The American Academy of Pediatrics (AAP) recommends vegetable consumption with every meal and snack. Yet, a survey published in May 2017 in Pediatrics, found that most U.S. kids go days without eating one vegetable! About 26 percent of 1-year-olds ate french fries the day before the survey (and considered that a "vegetable"), compared with 7.5 percent who ate dark green vegetables and about 17 percent who ate deep yellow vegetables.
Not only does BWN specialize in a uniquely designed pediatric program, but I have 5 little kiddies myself. We developed “kid-size” methods to help our "ped" clients' caregivers positively encourage healthy eating of all the food groups and here’s some tips you can try too:
- Be an Example. I can’t tell you how many parents come to me and murmur on the sly, “Well, I don’t like it either.” Trust me guys, you are not keeping any secrets around your kids, especially when it comes to food preferences. If you want your kids to eat it, you have to eat it too, so get over it!

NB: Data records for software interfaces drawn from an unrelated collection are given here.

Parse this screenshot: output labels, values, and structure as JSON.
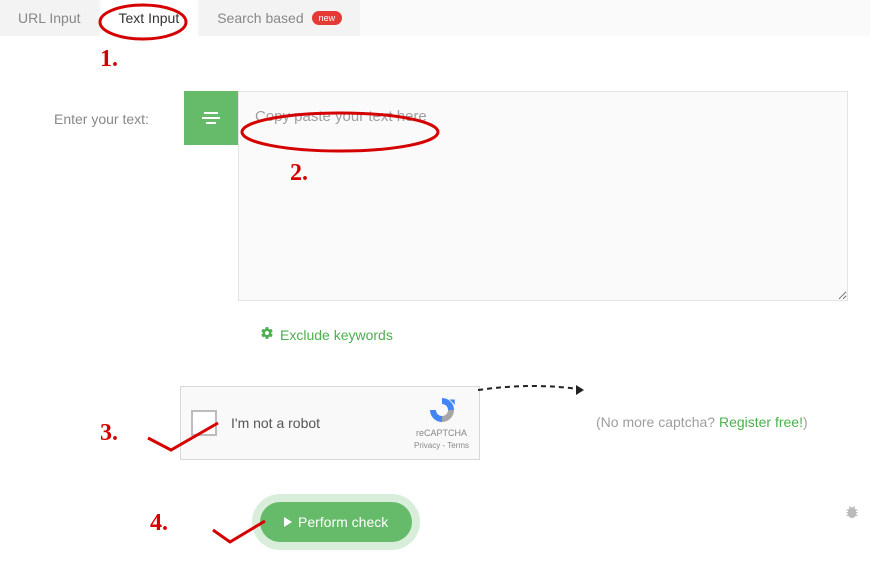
{
  "tabs": {
    "url": "URL Input",
    "text": "Text Input",
    "search": "Search based",
    "new_badge": "new"
  },
  "form": {
    "label": "Enter your text:",
    "placeholder": "Copy paste your text here",
    "exclude_label": "Exclude keywords"
  },
  "recaptcha": {
    "label": "I'm not a robot",
    "brand": "reCAPTCHA",
    "privacy": "Privacy",
    "terms": "Terms"
  },
  "aside": {
    "nomore_prefix": "(No more captcha? ",
    "register": "Register free!",
    "nomore_suffix": ")"
  },
  "button": {
    "perform": "Perform check"
  },
  "annotations": {
    "one": "1.",
    "two": "2.",
    "three": "3.",
    "four": "4."
  }
}
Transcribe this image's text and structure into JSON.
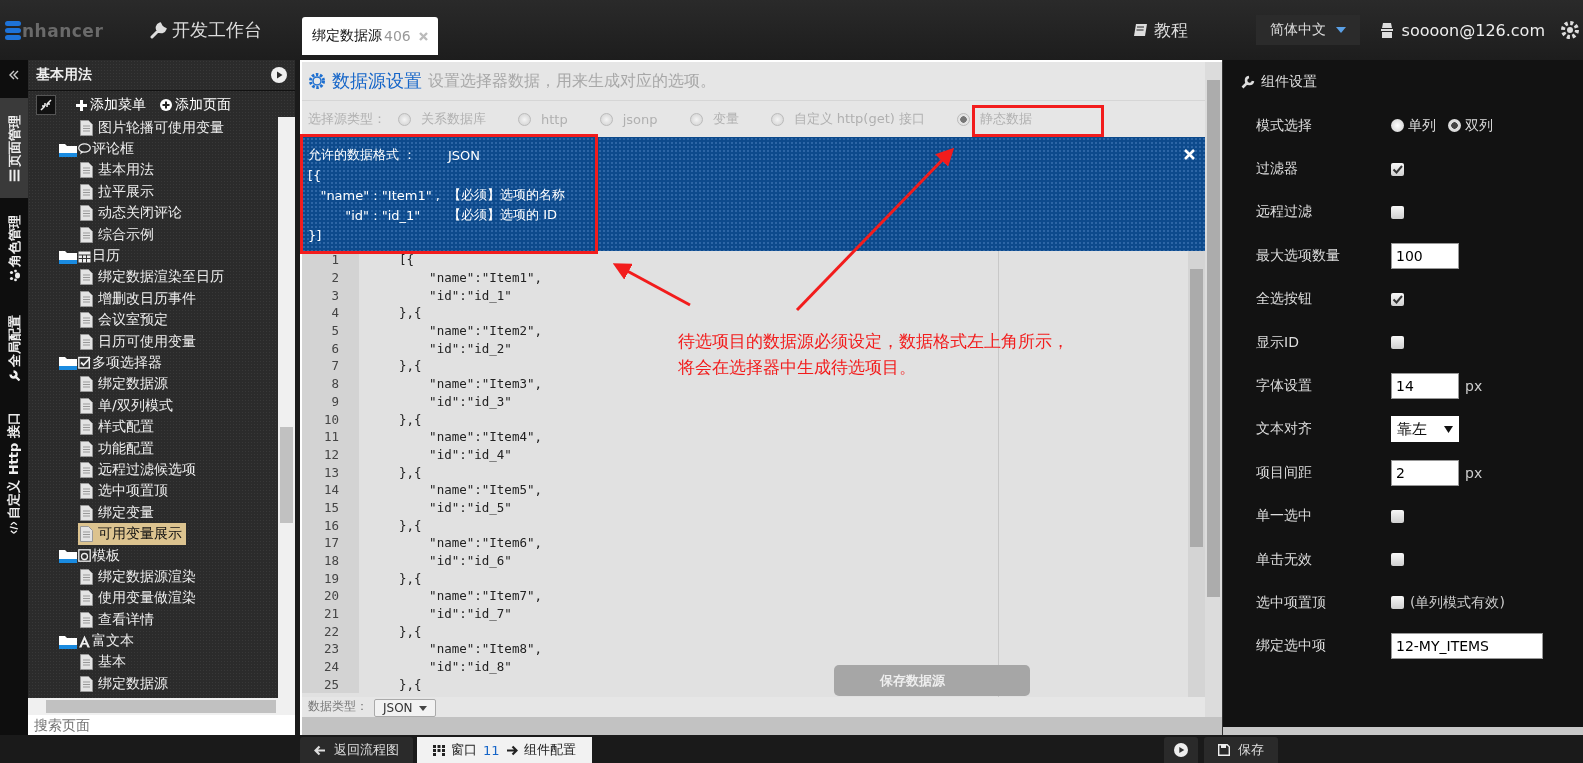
{
  "topbar": {
    "logo": "nhancer",
    "workbench": "开发工作台",
    "tab": {
      "label": "绑定数据源",
      "count": "406"
    },
    "tutorial": "教程",
    "language": "简体中文",
    "user": "soooon@126.com"
  },
  "side_tabs": [
    {
      "label": "页面管理",
      "kind": "list",
      "selected": true
    },
    {
      "label": "角色管理",
      "kind": "paw",
      "selected": false
    },
    {
      "label": "全局配置",
      "kind": "wrench",
      "selected": false
    },
    {
      "label": "自定义 Http 接口",
      "kind": "code",
      "selected": false
    }
  ],
  "sidebar": {
    "title": "基本用法",
    "add_menu": "添加菜单",
    "add_page": "添加页面",
    "search_placeholder": "搜索页面",
    "tree": [
      {
        "label": "图片轮播可使用变量",
        "kind": "page",
        "selected": false
      },
      {
        "label": "评论框",
        "kind": "comment",
        "selected": false,
        "children": [
          {
            "label": "基本用法",
            "selected": false
          },
          {
            "label": "拉平展示",
            "selected": false
          },
          {
            "label": "动态关闭评论",
            "selected": false
          },
          {
            "label": "综合示例",
            "selected": false
          }
        ]
      },
      {
        "label": "日历",
        "kind": "calendar",
        "selected": false,
        "children": [
          {
            "label": "绑定数据渲染至日历",
            "selected": false
          },
          {
            "label": "增删改日历事件",
            "selected": false
          },
          {
            "label": "会议室预定",
            "selected": false
          },
          {
            "label": "日历可使用变量",
            "selected": false
          }
        ]
      },
      {
        "label": "多项选择器",
        "kind": "checkbox",
        "selected": false,
        "children": [
          {
            "label": "绑定数据源",
            "selected": false
          },
          {
            "label": "单/双列模式",
            "selected": false
          },
          {
            "label": "样式配置",
            "selected": false
          },
          {
            "label": "功能配置",
            "selected": false
          },
          {
            "label": "远程过滤候选项",
            "selected": false
          },
          {
            "label": "选中项置顶",
            "selected": false
          },
          {
            "label": "绑定变量",
            "selected": false
          },
          {
            "label": "可用变量展示",
            "selected": true
          }
        ]
      },
      {
        "label": "模板",
        "kind": "template",
        "selected": false,
        "children": [
          {
            "label": "绑定数据源渲染",
            "selected": false
          },
          {
            "label": "使用变量做渲染",
            "selected": false
          },
          {
            "label": "查看详情",
            "selected": false
          }
        ]
      },
      {
        "label": "富文本",
        "kind": "text",
        "selected": false,
        "children": [
          {
            "label": "基本",
            "selected": false
          },
          {
            "label": "绑定数据源",
            "selected": false
          }
        ]
      }
    ]
  },
  "datasource": {
    "title": "数据源设置",
    "subtitle": "设置选择器数据，用来生成对应的选项。",
    "source_label": "选择源类型：",
    "disabled": true,
    "sources": [
      {
        "label": "关系数据库",
        "selected": false
      },
      {
        "label": "http",
        "selected": false
      },
      {
        "label": "jsonp",
        "selected": false
      },
      {
        "label": "变量",
        "selected": false
      },
      {
        "label": "自定义 http(get) 接口",
        "selected": false
      },
      {
        "label": "静态数据",
        "selected": true
      }
    ],
    "format_lines": [
      {
        "code": "允许的数据格式 ：",
        "note": "JSON"
      },
      {
        "code": "[{"
      },
      {
        "code": "   \"name\" : \"Item1\" ,",
        "note": "【必须】选项的名称"
      },
      {
        "code": "         \"id\" : \"id_1\"",
        "note": "【必须】选项的 ID"
      },
      {
        "code": "}]"
      }
    ],
    "editor_lines": [
      {
        "no": "1",
        "code": "[{"
      },
      {
        "no": "2",
        "code": "    \"name\":\"Item1\","
      },
      {
        "no": "3",
        "code": "    \"id\":\"id_1\""
      },
      {
        "no": "4",
        "code": "},{"
      },
      {
        "no": "5",
        "code": "    \"name\":\"Item2\","
      },
      {
        "no": "6",
        "code": "    \"id\":\"id_2\""
      },
      {
        "no": "7",
        "code": "},{"
      },
      {
        "no": "8",
        "code": "    \"name\":\"Item3\","
      },
      {
        "no": "9",
        "code": "    \"id\":\"id_3\""
      },
      {
        "no": "10",
        "code": "},{"
      },
      {
        "no": "11",
        "code": "    \"name\":\"Item4\","
      },
      {
        "no": "12",
        "code": "    \"id\":\"id_4\""
      },
      {
        "no": "13",
        "code": "},{"
      },
      {
        "no": "14",
        "code": "    \"name\":\"Item5\","
      },
      {
        "no": "15",
        "code": "    \"id\":\"id_5\""
      },
      {
        "no": "16",
        "code": "},{"
      },
      {
        "no": "17",
        "code": "    \"name\":\"Item6\","
      },
      {
        "no": "18",
        "code": "    \"id\":\"id_6\""
      },
      {
        "no": "19",
        "code": "},{"
      },
      {
        "no": "20",
        "code": "    \"name\":\"Item7\","
      },
      {
        "no": "21",
        "code": "    \"id\":\"id_7\""
      },
      {
        "no": "22",
        "code": "},{"
      },
      {
        "no": "23",
        "code": "    \"name\":\"Item8\","
      },
      {
        "no": "24",
        "code": "    \"id\":\"id_8\""
      },
      {
        "no": "25",
        "code": "},{"
      }
    ],
    "save_button": "保存数据源",
    "type_label": "数据类型：",
    "type_value": "JSON",
    "annotation": [
      "待选项目的数据源必须设定，数据格式左上角所示，",
      "将会在选择器中生成待选项目。"
    ]
  },
  "settings": {
    "title": "组件设置",
    "rows": [
      {
        "kind": "radio",
        "label": "模式选择",
        "options": [
          {
            "label": "单列",
            "selected": false
          },
          {
            "label": "双列",
            "selected": true
          }
        ]
      },
      {
        "kind": "checkbox",
        "label": "过滤器",
        "checked": true
      },
      {
        "kind": "checkbox",
        "label": "远程过滤",
        "checked": false
      },
      {
        "kind": "number",
        "label": "最大选项数量",
        "value": "100"
      },
      {
        "kind": "checkbox",
        "label": "全选按钮",
        "checked": true
      },
      {
        "kind": "checkbox",
        "label": "显示ID",
        "checked": false
      },
      {
        "kind": "number",
        "label": "字体设置",
        "value": "14",
        "unit": "px"
      },
      {
        "kind": "select",
        "label": "文本对齐",
        "value": "靠左"
      },
      {
        "kind": "number",
        "label": "项目间距",
        "value": "2",
        "unit": "px"
      },
      {
        "kind": "checkbox",
        "label": "单一选中",
        "checked": false
      },
      {
        "kind": "checkbox",
        "label": "单击无效",
        "checked": false
      },
      {
        "kind": "checkbox",
        "label": "选中项置顶",
        "checked": false,
        "note": "(单列模式有效)"
      },
      {
        "kind": "text",
        "label": "绑定选中项",
        "value": "12-MY_ITEMS"
      }
    ]
  },
  "bottombar": {
    "back": "返回流程图",
    "window_label": "窗口",
    "window_no": "11",
    "window_target": "组件配置",
    "save": "保存"
  }
}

- Make it Fun. Whether you’re 6 or 16, all kids enjoy having fun. Don’t think an older child is too mature to enjoy creative ways you serve and display veggies. Try making “veggie fries” like they serve in a restaurant cup, or use colorful plates like the ones we give to our clients click here. Keep in mind that kids are intimidated by new foods, especially veggies that look like a tree (AKA Broccoli), so the more fun the experience, the more at ease they will be to try it.
- Get Them Involved. I’ve had followers comment on my Instagram account (@beth_warren) asking how I “allow” my kids to cook with me in the kitchen when it results in such a mess. While the clean-up is obviously my least favorite part, it is a sure way to get my kids to try what they actually cooked, even if it is just…one bite.
- One Bite Rule. It is a major accomplishment if a child tastes even one bite of a new food and you should celebrate (well, in your head, most kids may get turned off if you make it too big of a deal). I don’t agree with some who recommend not trying this rule. In research and clinically with clients and my own family, I can honestly say if you don’t have guidelines like this in place, the majority of kids will never touch a new food, especially veggies.
- Respect Their Dislikes. This is a tricky one since the second something new hits a child’s tongue, they will say they don’t like it most of the time. I remind kids before they even try a new food that it will taste different on their tongue (especially if they’re used to sweets or a carb-centric diet), but it doesn’t mean they don’t like it. Prepping children by explaining how it will feel in their mouth and tummies helps reduce the anxiety and allows them to give the food a more fair shot by managing expectations. At the same time, if you consistently introduced the food at least 10-14 times (yes, that many!) and your child still claims they don’t like it, respect their taste and go for another of the many of hundreds of veggie options.
The important lesson to heed is that incorporating veggies into your family meals should abide by guidelines just like other household rules. For one, they should always be there consistently so a child expects it (not once in a blue moon and they would magically be excited to eat it); they should know they will try at least one bite; they can respectfully provide feedback that you will listen to without judgement such as, “That’s not my taste…” or, “I like it better when you make it XX way,” along with any other standards that work within your family. Keep at it and don't get discouraged because although they may not end up eating vegetables at a young age, because it was a mainstay in your family, they'll grow up and begin incorporating it into their own.